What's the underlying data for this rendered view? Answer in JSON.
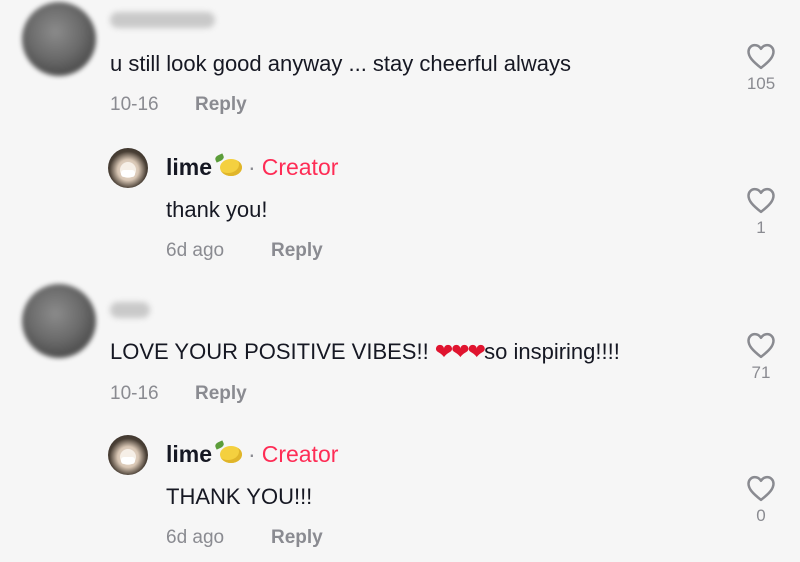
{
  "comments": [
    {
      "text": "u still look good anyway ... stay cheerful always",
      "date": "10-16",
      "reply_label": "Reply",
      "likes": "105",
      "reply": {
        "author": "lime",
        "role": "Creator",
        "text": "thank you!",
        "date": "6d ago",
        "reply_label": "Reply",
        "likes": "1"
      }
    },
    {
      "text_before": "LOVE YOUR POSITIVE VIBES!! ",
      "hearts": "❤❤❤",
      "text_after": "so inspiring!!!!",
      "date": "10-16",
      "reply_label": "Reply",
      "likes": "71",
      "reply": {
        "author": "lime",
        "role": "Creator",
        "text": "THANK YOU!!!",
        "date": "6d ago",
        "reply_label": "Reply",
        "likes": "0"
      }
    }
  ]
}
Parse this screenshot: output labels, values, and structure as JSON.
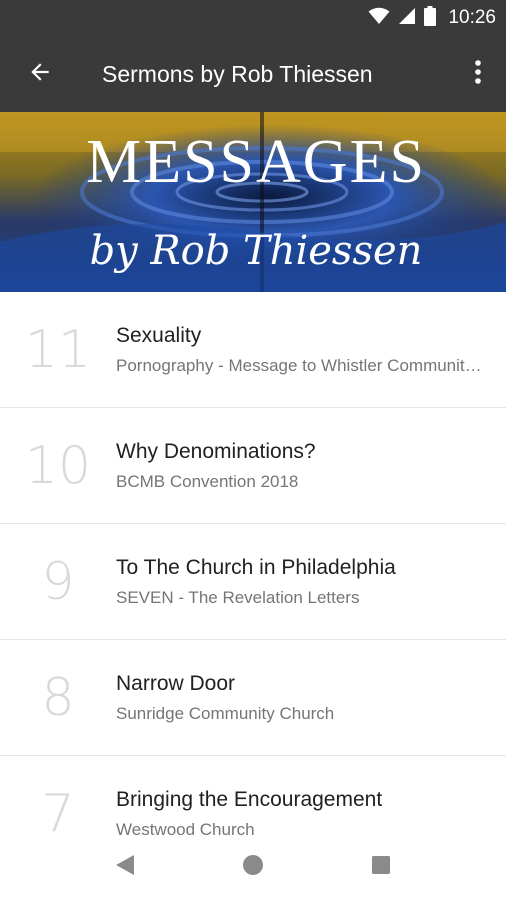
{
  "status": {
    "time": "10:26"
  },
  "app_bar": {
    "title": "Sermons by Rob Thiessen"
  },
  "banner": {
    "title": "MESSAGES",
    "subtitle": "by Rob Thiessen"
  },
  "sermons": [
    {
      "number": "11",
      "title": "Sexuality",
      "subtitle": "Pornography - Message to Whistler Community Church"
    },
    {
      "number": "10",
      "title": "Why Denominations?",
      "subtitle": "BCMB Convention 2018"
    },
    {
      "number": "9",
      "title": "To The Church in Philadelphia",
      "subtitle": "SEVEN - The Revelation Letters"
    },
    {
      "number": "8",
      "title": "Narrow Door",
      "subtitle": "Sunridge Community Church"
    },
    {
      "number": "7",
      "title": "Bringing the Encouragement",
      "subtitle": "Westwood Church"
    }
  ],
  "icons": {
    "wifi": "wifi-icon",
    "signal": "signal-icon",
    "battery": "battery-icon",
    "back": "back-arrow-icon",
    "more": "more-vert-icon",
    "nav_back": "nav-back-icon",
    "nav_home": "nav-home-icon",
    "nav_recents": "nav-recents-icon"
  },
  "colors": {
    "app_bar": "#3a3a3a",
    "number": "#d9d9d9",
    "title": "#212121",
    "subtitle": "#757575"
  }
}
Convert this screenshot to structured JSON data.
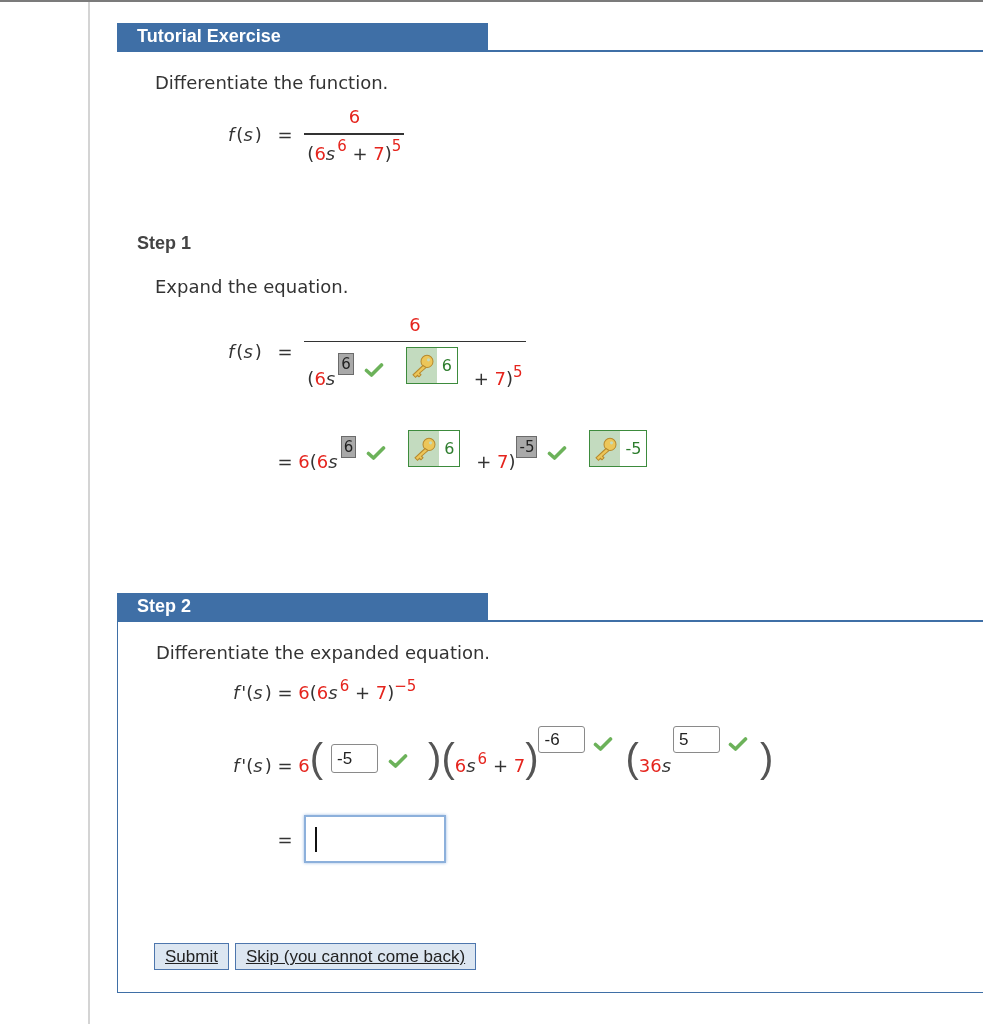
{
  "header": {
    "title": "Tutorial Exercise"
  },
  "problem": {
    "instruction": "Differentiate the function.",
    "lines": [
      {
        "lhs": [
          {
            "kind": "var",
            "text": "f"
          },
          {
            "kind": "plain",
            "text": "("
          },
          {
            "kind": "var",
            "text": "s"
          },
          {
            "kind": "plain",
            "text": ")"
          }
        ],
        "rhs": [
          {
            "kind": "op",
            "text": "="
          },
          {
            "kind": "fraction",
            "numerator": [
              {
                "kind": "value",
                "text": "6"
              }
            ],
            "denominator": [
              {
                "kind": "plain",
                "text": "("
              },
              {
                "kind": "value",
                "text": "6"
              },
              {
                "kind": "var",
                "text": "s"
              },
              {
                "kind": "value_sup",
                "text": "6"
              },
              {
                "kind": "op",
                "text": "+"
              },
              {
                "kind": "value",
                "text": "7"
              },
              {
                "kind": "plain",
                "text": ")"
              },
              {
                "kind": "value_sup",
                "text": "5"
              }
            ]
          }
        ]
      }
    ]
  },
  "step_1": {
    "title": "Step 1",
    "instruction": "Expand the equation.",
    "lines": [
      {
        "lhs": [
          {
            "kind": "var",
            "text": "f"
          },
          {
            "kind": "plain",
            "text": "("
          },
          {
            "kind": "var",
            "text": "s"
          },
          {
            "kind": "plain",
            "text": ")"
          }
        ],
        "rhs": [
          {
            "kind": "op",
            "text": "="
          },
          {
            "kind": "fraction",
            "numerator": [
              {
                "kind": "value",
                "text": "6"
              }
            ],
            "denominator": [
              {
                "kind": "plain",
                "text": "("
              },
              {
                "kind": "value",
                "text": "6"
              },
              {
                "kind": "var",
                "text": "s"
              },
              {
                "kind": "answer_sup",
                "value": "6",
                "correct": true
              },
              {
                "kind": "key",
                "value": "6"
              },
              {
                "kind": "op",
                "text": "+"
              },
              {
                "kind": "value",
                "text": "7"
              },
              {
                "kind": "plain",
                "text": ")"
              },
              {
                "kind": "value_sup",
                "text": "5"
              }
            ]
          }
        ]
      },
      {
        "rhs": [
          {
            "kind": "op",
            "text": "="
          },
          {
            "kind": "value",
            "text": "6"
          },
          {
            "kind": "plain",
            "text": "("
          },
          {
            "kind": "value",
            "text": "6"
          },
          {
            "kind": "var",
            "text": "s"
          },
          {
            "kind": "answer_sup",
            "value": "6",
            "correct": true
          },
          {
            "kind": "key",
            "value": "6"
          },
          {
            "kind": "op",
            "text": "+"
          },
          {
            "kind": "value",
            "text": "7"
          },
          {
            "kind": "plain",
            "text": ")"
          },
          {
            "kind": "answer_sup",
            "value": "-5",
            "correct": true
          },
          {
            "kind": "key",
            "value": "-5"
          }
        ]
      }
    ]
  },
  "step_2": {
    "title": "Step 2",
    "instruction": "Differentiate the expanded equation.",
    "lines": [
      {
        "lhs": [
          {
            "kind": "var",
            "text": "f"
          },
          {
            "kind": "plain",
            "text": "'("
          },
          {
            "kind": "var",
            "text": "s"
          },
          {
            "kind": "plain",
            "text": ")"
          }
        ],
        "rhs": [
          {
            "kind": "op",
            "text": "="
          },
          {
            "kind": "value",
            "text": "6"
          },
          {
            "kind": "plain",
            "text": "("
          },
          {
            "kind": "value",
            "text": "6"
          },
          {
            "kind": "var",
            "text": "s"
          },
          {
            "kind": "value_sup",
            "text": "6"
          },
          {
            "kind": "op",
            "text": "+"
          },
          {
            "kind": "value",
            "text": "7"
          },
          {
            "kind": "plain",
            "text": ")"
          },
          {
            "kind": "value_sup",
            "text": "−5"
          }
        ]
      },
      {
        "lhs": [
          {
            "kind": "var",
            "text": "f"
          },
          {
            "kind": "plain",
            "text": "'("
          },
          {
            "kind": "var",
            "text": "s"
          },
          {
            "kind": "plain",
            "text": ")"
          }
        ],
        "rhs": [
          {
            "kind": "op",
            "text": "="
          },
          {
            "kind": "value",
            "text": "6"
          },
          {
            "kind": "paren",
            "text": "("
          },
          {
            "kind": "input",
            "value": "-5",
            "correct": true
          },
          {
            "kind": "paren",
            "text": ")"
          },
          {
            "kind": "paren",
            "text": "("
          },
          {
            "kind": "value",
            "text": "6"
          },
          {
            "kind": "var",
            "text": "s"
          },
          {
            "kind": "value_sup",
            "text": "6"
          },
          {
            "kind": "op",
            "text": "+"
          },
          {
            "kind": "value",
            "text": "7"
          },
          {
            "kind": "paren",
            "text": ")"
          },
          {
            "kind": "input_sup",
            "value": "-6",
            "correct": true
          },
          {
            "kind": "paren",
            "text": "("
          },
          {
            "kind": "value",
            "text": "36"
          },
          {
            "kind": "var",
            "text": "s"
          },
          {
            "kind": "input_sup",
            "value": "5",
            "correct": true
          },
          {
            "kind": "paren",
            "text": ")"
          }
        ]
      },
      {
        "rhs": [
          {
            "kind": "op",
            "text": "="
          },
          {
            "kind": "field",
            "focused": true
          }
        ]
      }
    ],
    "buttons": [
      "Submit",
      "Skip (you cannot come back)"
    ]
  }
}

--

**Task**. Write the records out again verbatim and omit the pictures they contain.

**Exercise response**.
What's the underlying data for this rendered view? Answer in JSON.
{
  "comments": [
    {
      "text": "u still look good anyway ... stay cheerful always",
      "date": "10-16",
      "reply_label": "Reply",
      "likes": "105",
      "reply": {
        "author": "lime",
        "role": "Creator",
        "text": "thank you!",
        "date": "6d ago",
        "reply_label": "Reply",
        "likes": "1"
      }
    },
    {
      "text_before": "LOVE YOUR POSITIVE VIBES!! ",
      "hearts": "❤❤❤",
      "text_after": "so inspiring!!!!",
      "date": "10-16",
      "reply_label": "Reply",
      "likes": "71",
      "reply": {
        "author": "lime",
        "role": "Creator",
        "text": "THANK YOU!!!",
        "date": "6d ago",
        "reply_label": "Reply",
        "likes": "0"
      }
    }
  ]
}
Parse this screenshot: output labels, values, and structure as JSON.
{
  "status": {
    "time": "10:26"
  },
  "app_bar": {
    "title": "Sermons by Rob Thiessen"
  },
  "banner": {
    "title": "MESSAGES",
    "subtitle": "by Rob Thiessen"
  },
  "sermons": [
    {
      "number": "11",
      "title": "Sexuality",
      "subtitle": "Pornography - Message to Whistler Community Church"
    },
    {
      "number": "10",
      "title": "Why Denominations?",
      "subtitle": "BCMB Convention 2018"
    },
    {
      "number": "9",
      "title": "To The Church in Philadelphia",
      "subtitle": "SEVEN - The Revelation Letters"
    },
    {
      "number": "8",
      "title": "Narrow Door",
      "subtitle": "Sunridge Community Church"
    },
    {
      "number": "7",
      "title": "Bringing the Encouragement",
      "subtitle": "Westwood Church"
    }
  ],
  "icons": {
    "wifi": "wifi-icon",
    "signal": "signal-icon",
    "battery": "battery-icon",
    "back": "back-arrow-icon",
    "more": "more-vert-icon",
    "nav_back": "nav-back-icon",
    "nav_home": "nav-home-icon",
    "nav_recents": "nav-recents-icon"
  },
  "colors": {
    "app_bar": "#3a3a3a",
    "number": "#d9d9d9",
    "title": "#212121",
    "subtitle": "#757575"
  }
}
Convert this screenshot to structured JSON data.
{
  "header": {
    "title": "Tutorial Exercise"
  },
  "problem": {
    "instruction": "Differentiate the function.",
    "lines": [
      {
        "lhs": [
          {
            "kind": "var",
            "text": "f"
          },
          {
            "kind": "plain",
            "text": "("
          },
          {
            "kind": "var",
            "text": "s"
          },
          {
            "kind": "plain",
            "text": ")"
          }
        ],
        "rhs": [
          {
            "kind": "op",
            "text": "="
          },
          {
            "kind": "fraction",
            "numerator": [
              {
                "kind": "value",
                "text": "6"
              }
            ],
            "denominator": [
              {
                "kind": "plain",
                "text": "("
              },
              {
                "kind": "value",
                "text": "6"
              },
              {
                "kind": "var",
                "text": "s"
              },
              {
                "kind": "value_sup",
                "text": "6"
              },
              {
                "kind": "op",
                "text": "+"
              },
              {
                "kind": "value",
                "text": "7"
              },
              {
                "kind": "plain",
                "text": ")"
              },
              {
                "kind": "value_sup",
                "text": "5"
              }
            ]
          }
        ]
      }
    ]
  },
  "step_1": {
    "title": "Step 1",
    "instruction": "Expand the equation.",
    "lines": [
      {
        "lhs": [
          {
            "kind": "var",
            "text": "f"
          },
          {
            "kind": "plain",
            "text": "("
          },
          {
            "kind": "var",
            "text": "s"
          },
          {
            "kind": "plain",
            "text": ")"
          }
        ],
        "rhs": [
          {
            "kind": "op",
            "text": "="
          },
          {
            "kind": "fraction",
            "numerator": [
              {
                "kind": "value",
                "text": "6"
              }
            ],
            "denominator": [
              {
                "kind": "plain",
                "text": "("
              },
              {
                "kind": "value",
                "text": "6"
              },
              {
                "kind": "var",
                "text": "s"
              },
              {
                "kind": "answer_sup",
                "value": "6",
                "correct": true
              },
              {
                "kind": "key",
                "value": "6"
              },
              {
                "kind": "op",
                "text": "+"
              },
              {
                "kind": "value",
                "text": "7"
              },
              {
                "kind": "plain",
                "text": ")"
              },
              {
                "kind": "value_sup",
                "text": "5"
              }
            ]
          }
        ]
      },
      {
        "rhs": [
          {
            "kind": "op",
            "text": "="
          },
          {
            "kind": "value",
            "text": "6"
          },
          {
            "kind": "plain",
            "text": "("
          },
          {
            "kind": "value",
            "text": "6"
          },
          {
            "kind": "var",
            "text": "s"
          },
          {
            "kind": "answer_sup",
            "value": "6",
            "correct": true
          },
          {
            "kind": "key",
            "value": "6"
          },
          {
            "kind": "op",
            "text": "+"
          },
          {
            "kind": "value",
            "text": "7"
          },
          {
            "kind": "plain",
            "text": ")"
          },
          {
            "kind": "answer_sup",
            "value": "-5",
            "correct": true
          },
          {
            "kind": "key",
            "value": "-5"
          }
        ]
      }
    ]
  },
  "step_2": {
    "title": "Step 2",
    "instruction": "Differentiate the expanded equation.",
    "lines": [
      {
        "lhs": [
          {
            "kind": "var",
            "text": "f"
          },
          {
            "kind": "plain",
            "text": "'("
          },
          {
            "kind": "var",
            "text": "s"
          },
          {
            "kind": "plain",
            "text": ")"
          }
        ],
        "rhs": [
          {
            "kind": "op",
            "text": "="
          },
          {
            "kind": "value",
            "text": "6"
          },
          {
            "kind": "plain",
            "text": "("
          },
          {
            "kind": "value",
            "text": "6"
          },
          {
            "kind": "var",
            "text": "s"
          },
          {
            "kind": "value_sup",
            "text": "6"
          },
          {
            "kind": "op",
            "text": "+"
          },
          {
            "kind": "value",
            "text": "7"
          },
          {
            "kind": "plain",
            "text": ")"
          },
          {
            "kind": "value_sup",
            "text": "−5"
          }
        ]
      },
      {
        "lhs": [
          {
            "kind": "var",
            "text": "f"
          },
          {
            "kind": "plain",
            "text": "'("
          },
          {
            "kind": "var",
            "text": "s"
          },
          {
            "kind": "plain",
            "text": ")"
          }
        ],
        "rhs": [
          {
            "kind": "op",
            "text": "="
          },
          {
            "kind": "value",
            "text": "6"
          },
          {
            "kind": "paren",
            "text": "("
          },
          {
            "kind": "input",
            "value": "-5",
            "correct": true
          },
          {
            "kind": "paren",
            "text": ")"
          },
          {
            "kind": "paren",
            "text": "("
          },
          {
            "kind": "value",
            "text": "6"
          },
          {
            "kind": "var",
            "text": "s"
          },
          {
            "kind": "value_sup",
            "text": "6"
          },
          {
            "kind": "op",
            "text": "+"
          },
          {
            "kind": "value",
            "text": "7"
          },
          {
            "kind": "paren",
            "text": ")"
          },
          {
            "kind": "input_sup",
            "value": "-6",
            "correct": true
          },
          {
            "kind": "paren",
            "text": "("
          },
          {
            "kind": "value",
            "text": "36"
          },
          {
            "kind": "var",
            "text": "s"
          },
          {
            "kind": "input_sup",
            "value": "5",
            "correct": true
          },
          {
            "kind": "paren",
            "text": ")"
          }
        ]
      },
      {
        "rhs": [
          {
            "kind": "op",
            "text": "="
          },
          {
            "kind": "field",
            "focused": true
          }
        ]
      }
    ],
    "buttons": [
      "Submit",
      "Skip (you cannot come back)"
    ]
  }
}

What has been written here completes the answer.